History of the project
In the early 1980s a group of young men, Bernard Bel, the late James Arnold and Joep Bor founded the International Society for Traditional Arts Research (ISTAR), based in New Delhi. Soon one of the present authors, Wim van der Meer, joined the team. In 1983 they met Dr.J.J.Bhabha of the National Centre for the Performing Arts (NCPA, Mumbai) who had a dream. This dream was to develop a system of notation that would be specifically fit to describe, analyse and even reproduce Indian music with all its fine nuances and inflections. And one of the young men of ISTAR, Bernard Bel, being a IT engineer, came up with a possible solution – that was to become known as the Melodic Movement Analyser (MMA). With the help of a Ford Foundation grant and the support of NCPA a research lab was built at NCPA itself, using a combination of AD converters, filters and other hardware (ISTAR Newsletter 3-4, 1984-85, p. 54-59) that was hooked up to an Apple II and later III computer. This system has been refined over the decades as computers became faster and pitch perception models more advanced.
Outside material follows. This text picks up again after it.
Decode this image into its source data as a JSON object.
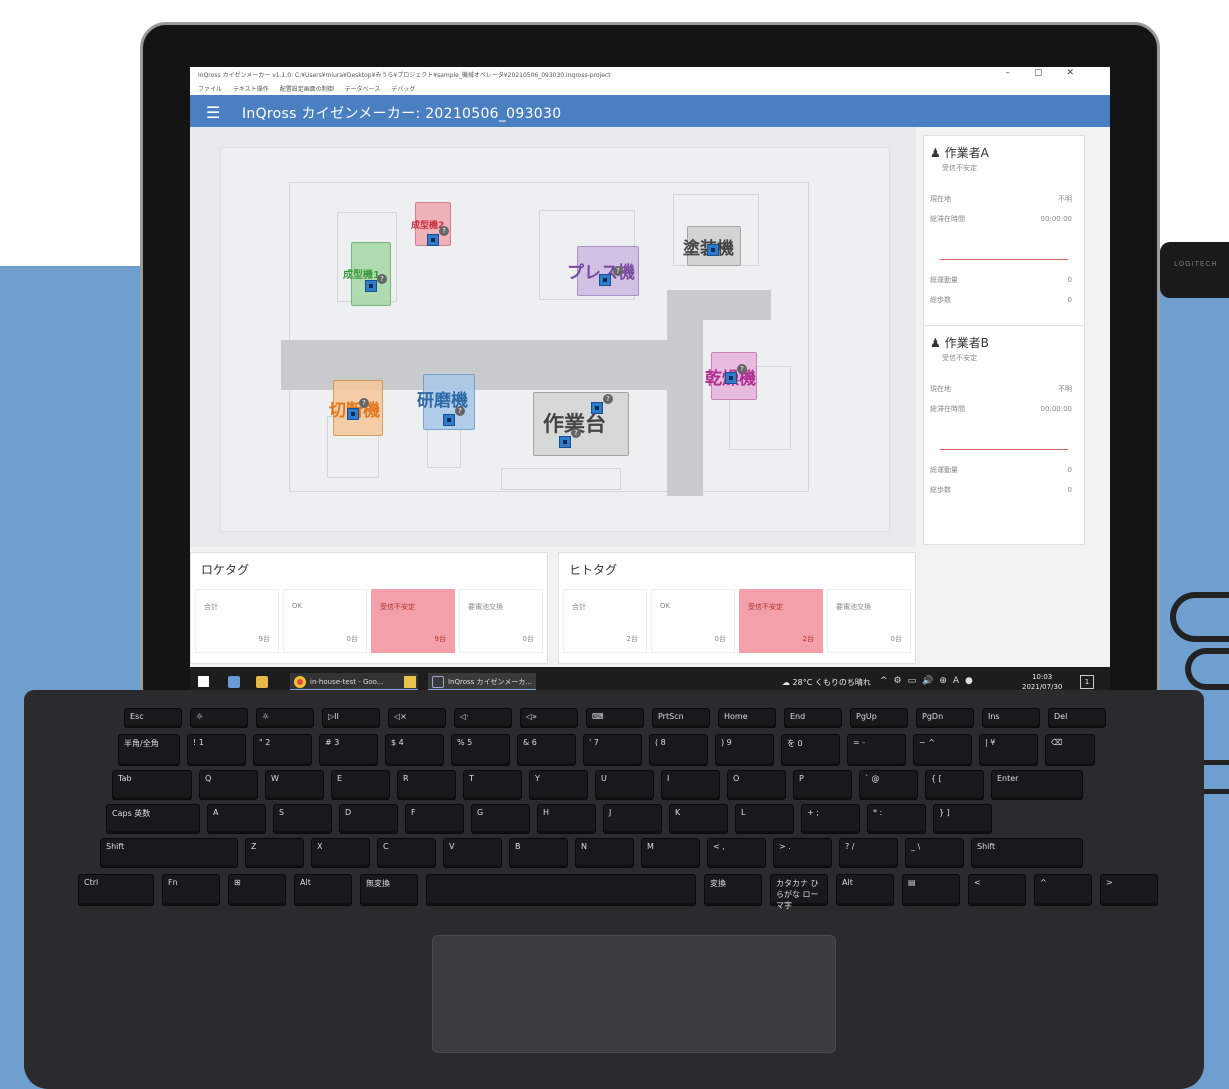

The Apple system was still in use in the early 1990s when Suvarnalata Rao, the other author of this website, generated graphs for her PhD work on intonation and cognition of rasa (1993). In the 1990s Wim van der Meer ported the whole implementation to the original Macintosh, which had a built-in AD converter and enough processing power to use a pitch perception model developed at the University of Leiden and implemented in their LVS software that was running on microVax computers.